Speaking of the fenders, these characteristic pieces of the RWB aren’t simply a screw-on type of deal as its rivets suggest. Anyone remotely familiar with the proceeds of the Rauh Welt Porsche build knows that the cutting of the factory fenders is somewhat of a ceremony, one that marks the point of no return to being stock for the donor Porsche. Here Nakai-san brings out one of the two handy power tools he brings along; The pneumatic cutter. An air line from the shop is coursed to the area where the car is being built, and once that plugs into the tool, the hacking begins. This particular act is one that the diehard purists cringe at and is usually a point of resentment for them with regards to RWB. To his credit however, you can’t fault Nakai-san for his work as even the process of cutting the fenders involves surgical precision.

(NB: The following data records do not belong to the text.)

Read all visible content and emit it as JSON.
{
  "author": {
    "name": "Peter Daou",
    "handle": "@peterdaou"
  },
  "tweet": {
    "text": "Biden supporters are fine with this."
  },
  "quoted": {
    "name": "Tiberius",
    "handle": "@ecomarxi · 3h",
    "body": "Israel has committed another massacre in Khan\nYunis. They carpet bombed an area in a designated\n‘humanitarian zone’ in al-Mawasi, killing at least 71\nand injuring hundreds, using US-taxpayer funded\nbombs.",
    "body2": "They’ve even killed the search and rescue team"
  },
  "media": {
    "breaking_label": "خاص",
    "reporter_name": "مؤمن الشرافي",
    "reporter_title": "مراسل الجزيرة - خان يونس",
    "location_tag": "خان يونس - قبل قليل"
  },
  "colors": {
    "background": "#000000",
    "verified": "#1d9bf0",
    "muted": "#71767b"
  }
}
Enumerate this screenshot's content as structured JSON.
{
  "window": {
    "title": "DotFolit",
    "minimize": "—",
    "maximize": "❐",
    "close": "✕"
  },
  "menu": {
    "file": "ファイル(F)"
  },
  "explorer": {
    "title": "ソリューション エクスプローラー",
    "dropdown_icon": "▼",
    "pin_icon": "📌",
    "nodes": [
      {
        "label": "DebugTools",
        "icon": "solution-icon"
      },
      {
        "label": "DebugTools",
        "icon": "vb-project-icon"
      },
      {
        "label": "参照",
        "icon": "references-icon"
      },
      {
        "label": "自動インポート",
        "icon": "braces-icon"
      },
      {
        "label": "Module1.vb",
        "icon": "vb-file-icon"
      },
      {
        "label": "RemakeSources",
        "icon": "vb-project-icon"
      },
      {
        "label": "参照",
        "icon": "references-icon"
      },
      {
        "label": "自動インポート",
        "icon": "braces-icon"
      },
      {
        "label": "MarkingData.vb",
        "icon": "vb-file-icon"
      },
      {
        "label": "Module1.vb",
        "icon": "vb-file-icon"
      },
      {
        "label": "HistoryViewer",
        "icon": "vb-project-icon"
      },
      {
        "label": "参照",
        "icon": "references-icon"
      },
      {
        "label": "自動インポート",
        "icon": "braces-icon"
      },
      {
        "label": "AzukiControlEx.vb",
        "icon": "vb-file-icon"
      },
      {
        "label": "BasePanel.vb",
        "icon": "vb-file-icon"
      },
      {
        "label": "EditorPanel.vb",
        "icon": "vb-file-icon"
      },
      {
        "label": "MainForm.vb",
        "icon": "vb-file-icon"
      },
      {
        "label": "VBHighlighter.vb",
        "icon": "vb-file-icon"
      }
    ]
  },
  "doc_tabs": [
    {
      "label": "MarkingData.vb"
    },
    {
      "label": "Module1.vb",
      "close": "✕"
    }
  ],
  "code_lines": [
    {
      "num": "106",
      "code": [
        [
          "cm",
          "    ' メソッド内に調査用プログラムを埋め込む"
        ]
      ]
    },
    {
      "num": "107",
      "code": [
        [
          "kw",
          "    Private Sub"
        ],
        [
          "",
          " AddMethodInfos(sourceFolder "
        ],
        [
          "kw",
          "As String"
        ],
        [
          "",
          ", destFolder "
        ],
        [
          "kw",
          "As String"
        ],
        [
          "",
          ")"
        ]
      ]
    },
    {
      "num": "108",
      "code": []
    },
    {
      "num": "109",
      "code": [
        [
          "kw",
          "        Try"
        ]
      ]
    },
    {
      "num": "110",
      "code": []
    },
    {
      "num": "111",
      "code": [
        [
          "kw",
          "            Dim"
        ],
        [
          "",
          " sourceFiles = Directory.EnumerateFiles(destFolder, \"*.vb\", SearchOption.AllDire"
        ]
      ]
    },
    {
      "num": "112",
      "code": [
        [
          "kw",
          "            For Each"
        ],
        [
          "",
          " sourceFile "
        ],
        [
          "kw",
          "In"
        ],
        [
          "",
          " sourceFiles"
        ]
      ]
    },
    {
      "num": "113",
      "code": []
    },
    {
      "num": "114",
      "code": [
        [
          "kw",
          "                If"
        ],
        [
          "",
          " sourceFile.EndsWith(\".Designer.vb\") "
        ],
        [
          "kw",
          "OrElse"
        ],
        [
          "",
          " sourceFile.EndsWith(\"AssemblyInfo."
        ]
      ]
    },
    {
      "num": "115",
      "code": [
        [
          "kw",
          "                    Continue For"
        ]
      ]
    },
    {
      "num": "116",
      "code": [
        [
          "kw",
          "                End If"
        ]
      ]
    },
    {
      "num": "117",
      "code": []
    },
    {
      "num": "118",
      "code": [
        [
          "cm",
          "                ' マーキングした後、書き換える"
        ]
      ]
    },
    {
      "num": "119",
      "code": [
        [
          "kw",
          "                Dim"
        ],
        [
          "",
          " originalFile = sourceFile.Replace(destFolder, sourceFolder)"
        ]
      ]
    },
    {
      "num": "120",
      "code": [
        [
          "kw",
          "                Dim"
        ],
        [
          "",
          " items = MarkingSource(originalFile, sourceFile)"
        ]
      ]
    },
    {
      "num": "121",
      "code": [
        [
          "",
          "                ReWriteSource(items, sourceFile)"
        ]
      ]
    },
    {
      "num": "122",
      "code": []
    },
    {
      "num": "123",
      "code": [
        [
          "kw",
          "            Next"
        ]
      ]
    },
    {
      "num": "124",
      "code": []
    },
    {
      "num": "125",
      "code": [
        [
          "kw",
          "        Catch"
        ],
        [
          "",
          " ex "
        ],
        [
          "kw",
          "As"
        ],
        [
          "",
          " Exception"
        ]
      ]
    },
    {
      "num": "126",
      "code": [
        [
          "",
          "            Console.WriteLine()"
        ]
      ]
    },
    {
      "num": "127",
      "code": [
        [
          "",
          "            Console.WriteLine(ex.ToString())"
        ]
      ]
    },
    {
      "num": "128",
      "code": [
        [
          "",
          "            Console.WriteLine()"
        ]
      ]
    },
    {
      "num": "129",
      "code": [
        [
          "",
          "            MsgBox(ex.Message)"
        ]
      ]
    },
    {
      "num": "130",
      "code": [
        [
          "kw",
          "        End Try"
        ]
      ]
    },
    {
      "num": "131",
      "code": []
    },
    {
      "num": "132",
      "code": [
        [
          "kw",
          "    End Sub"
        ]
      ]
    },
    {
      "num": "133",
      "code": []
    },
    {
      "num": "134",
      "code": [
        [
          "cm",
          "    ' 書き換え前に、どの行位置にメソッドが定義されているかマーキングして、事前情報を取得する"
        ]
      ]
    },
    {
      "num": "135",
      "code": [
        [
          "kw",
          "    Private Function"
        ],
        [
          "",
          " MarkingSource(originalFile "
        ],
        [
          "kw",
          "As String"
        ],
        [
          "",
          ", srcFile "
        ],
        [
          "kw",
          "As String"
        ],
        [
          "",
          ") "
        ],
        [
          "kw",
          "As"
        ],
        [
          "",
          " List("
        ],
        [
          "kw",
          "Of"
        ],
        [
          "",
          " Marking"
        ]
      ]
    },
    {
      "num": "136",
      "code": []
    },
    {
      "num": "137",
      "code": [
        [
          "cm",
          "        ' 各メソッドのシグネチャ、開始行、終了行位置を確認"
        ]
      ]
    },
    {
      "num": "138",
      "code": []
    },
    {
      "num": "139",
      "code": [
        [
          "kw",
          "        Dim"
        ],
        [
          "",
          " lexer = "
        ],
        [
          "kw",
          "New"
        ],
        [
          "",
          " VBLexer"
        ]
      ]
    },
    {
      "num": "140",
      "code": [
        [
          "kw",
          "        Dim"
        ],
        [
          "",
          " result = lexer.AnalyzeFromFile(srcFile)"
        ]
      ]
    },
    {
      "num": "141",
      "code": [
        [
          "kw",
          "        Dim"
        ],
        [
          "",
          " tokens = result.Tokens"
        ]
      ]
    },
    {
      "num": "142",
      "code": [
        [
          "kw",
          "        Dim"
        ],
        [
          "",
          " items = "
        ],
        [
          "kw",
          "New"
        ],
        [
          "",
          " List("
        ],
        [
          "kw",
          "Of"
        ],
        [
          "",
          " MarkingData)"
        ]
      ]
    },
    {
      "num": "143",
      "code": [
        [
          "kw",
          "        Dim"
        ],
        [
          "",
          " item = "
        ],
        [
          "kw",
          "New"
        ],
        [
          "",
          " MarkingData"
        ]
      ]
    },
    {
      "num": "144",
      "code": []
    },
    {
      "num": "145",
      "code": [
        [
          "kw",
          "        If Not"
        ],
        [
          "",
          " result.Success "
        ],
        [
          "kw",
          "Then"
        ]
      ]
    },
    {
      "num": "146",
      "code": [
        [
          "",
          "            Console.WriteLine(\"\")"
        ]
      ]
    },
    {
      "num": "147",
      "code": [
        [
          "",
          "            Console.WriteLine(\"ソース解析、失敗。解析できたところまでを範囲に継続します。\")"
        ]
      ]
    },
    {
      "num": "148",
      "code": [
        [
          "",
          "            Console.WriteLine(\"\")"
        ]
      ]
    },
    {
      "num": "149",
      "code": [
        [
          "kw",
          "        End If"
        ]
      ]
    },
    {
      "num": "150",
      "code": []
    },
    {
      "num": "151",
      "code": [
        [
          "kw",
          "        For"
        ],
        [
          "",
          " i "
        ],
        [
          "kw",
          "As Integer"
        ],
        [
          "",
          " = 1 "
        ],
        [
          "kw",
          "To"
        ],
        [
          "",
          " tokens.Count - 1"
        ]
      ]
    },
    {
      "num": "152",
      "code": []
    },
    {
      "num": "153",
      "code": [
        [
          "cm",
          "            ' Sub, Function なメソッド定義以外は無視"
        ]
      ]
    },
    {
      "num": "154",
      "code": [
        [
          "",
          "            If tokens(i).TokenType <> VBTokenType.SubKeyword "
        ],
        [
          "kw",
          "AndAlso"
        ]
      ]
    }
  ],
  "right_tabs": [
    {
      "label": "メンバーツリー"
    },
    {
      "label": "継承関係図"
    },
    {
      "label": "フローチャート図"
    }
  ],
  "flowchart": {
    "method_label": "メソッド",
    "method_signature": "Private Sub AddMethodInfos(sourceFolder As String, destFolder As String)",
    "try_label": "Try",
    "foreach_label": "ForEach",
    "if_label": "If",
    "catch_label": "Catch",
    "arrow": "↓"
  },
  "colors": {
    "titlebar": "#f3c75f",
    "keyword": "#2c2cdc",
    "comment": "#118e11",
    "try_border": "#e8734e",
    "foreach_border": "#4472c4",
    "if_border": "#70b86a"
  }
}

To give you an idea of how I define ‘surgical precision’, kindly allow me to digress a bit:
I distinctly recall when I was working with Car Porn Racing on the very first RWB Victoria build a little over a year ago. Ian King, the bossman behind Car Porn Racing, wanted to hack the fenders off the Porsche himself, and Nakai-san allowed him with his guidance. As they were about to finish cutting up the rear left fender, Nakai-san says in fairly broken english “Move 2CM back. You hit Oil Pan.” Such is the experience of the man with working his art on the P-cars, I take it he must’ve broken his fair share of internal bits over the years as well!
With the fenders fitted and in place, Nakai-san proceeds to using his second pneumatic tool, the belt sander. Put simply, this is pretty much motorized sandpaper in a belt that allows for quick smoothening of rough surfaces and is applied to the jagged bits and edges of the body work post-installation. Considering that Nakai-san is very keen on the fitment of the wheels down to the millimeter, this tool is key to ensuring that no parts will come into contact with the huge tires inside the fenders.
Soon after bits and pieces like the trunk, front, and rear bumpers go into place with their respective touches. These are also meticulously aligned with the rest of the kit for that one piece look.
Once the large pieces are in place, details like the front canards, the rear fender wings and canards, and the stack championship wing are mounted to add that signature ‘rough’ edge to the whole kit.
Finally, the piece de résistance of the build is none other than the Rauh Welt windscreen visor which is as delicately mounted as the whole kit itself. This sums up how Nakai-san treats his builds, from surgically removing key components, to aligning the whole kit, to simply mounting a visor, his eye for detail shines through all those tasks whether they be simple or complex. That mentality is something we can all use a slice of cake from, and is pretty much what sets Akira Nakai apart from plenty of other builders out there.
Photos by Jet Rabe